The new regulations were put in place with good intentions; everyone agrees that we should aspire to have high-quality day care providers. But D.C. regulations already require day care providers like Sanchez to have a Child Development Associate credential and to amass hours of professional development and training. The new regulations have simply moved the goalposts in pursuit of unproven, theoretical benefits that do not take into account the economic tradeoffs of ratcheting up required credentials.
The change was inspired by a 2015 National Academies Press report that recommended a minimum of a bachelor’s degree for all lead educators at child care centers that cater to children 8 years old and under. But that same report found no conclusive evidence that a college degree would benefit children’s development.
Moreover, the report explicitly stated that its recommendation was made without taking into account the devastating impact a college requirement would have on the child care workforce ― and on the cost of child care. All things being equal, the report said, maybe college degrees would lead to better outcomes for kids.
But all things are not equal, and “maybe” is not good enough.
Day care providers in D.C. and across the nation earn wages comparable to those of a fast-food worker. Half of America’s child care workers need food stamps, welfare payments or Medicaid. Some providers go into personal debt to finance their day care centers. The vast majority of day care workers are women, and many in D.C. are immigrants who work in the city’s many popular Spanish-immersion day care centers.
How can these already busy, exhausted caregivers be expected to pay for college, not to mention for someone to care for their own children while they attend night school? Because of D.C.’s new regulations, women who live across the city from local colleges have been forced to wake up at 4:15 a.m. to study before a full day’s work; then, they must take public transportation to work and to classes that last until 9:15 p.m. Their only alternative is to take expensive online classes out of their own pocket.
When I asked a D.C. official why a Child Development Associate credential is not enough to qualify day care providers to do their job, they replied that an associate’s degree requires “more hours.” But the additional hours, absent any specific training, are not an inherent good. To hundreds of day care providers, there are not enough hours in the day to go to college, work full time and take care of their own families.

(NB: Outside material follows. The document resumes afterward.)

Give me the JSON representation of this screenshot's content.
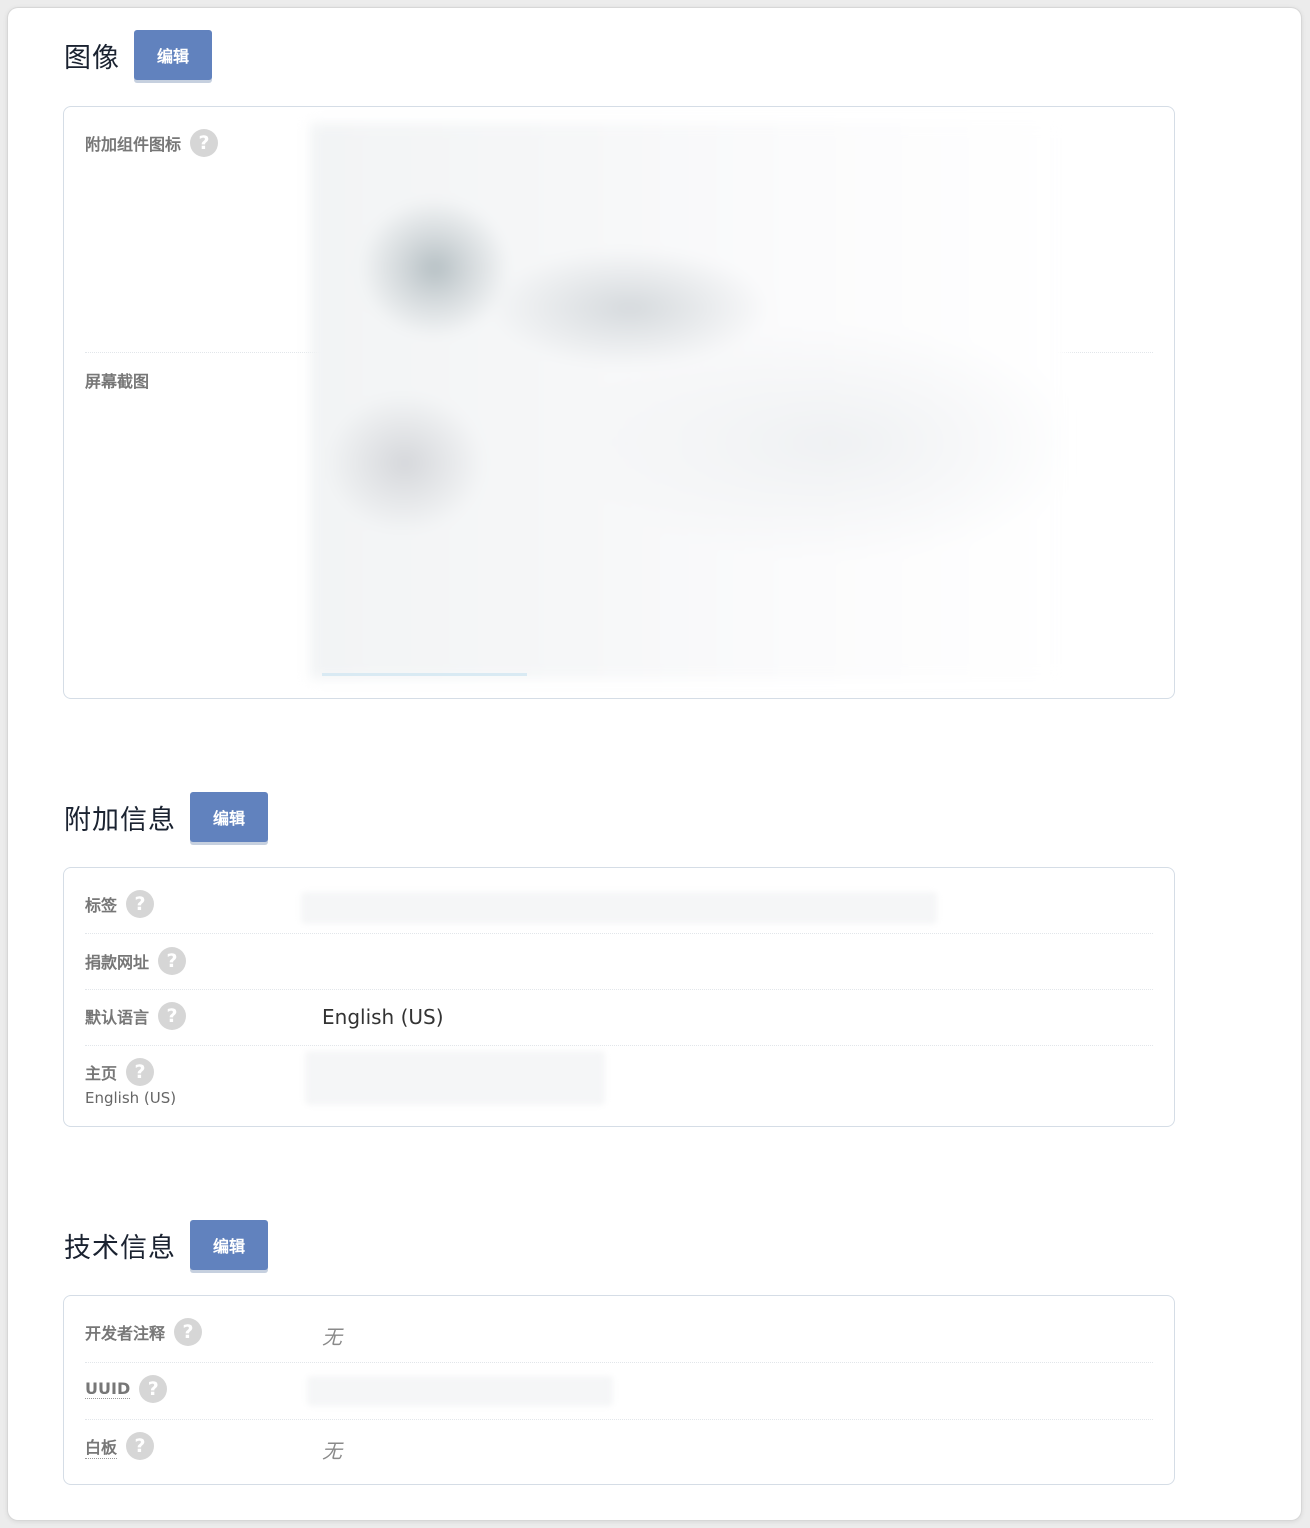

To hundreds of day care providers, there are not enough hours in the day to go to college, work full time and take care of their own families.
Vermont and Pennsylvania already have similar credential requirements, and other cities and states may soon follow D.C.’s lead. Indeed, D.C.’s ill-conceived experiment is part of a troubling national trend of education credential inflation. By 2020, 65 percent of jobs in the United States will require a college degree, even though higher education is simply not necessary for many jobs. The generalist requirements of most degrees do little to train future employees. This is certainly the case in child care, where the most effective training comes on the job and experience is the best teacher. “I don’t have a degree,” Sanchez said, “but that doesn’t mean I don’t know what I’m doing. Unfortunately, the city seems to think that experience is worth nothing.”
Imposing real burdens in pursuit of imaginary benefits is not just bad policy—it is unconstitutional. The government cannot impose burdens on Americans’ right to earn an honest living without good reason. “Anyone who has worked with kids knows how rewarding it is to see them grow up,” said Sanchez. “That’s why I love my job. But now, with the threat of being shut down looming over me, it is hard to keep a smile on my face.”
Renée Flaherty is an attorney with the Institute for Justice.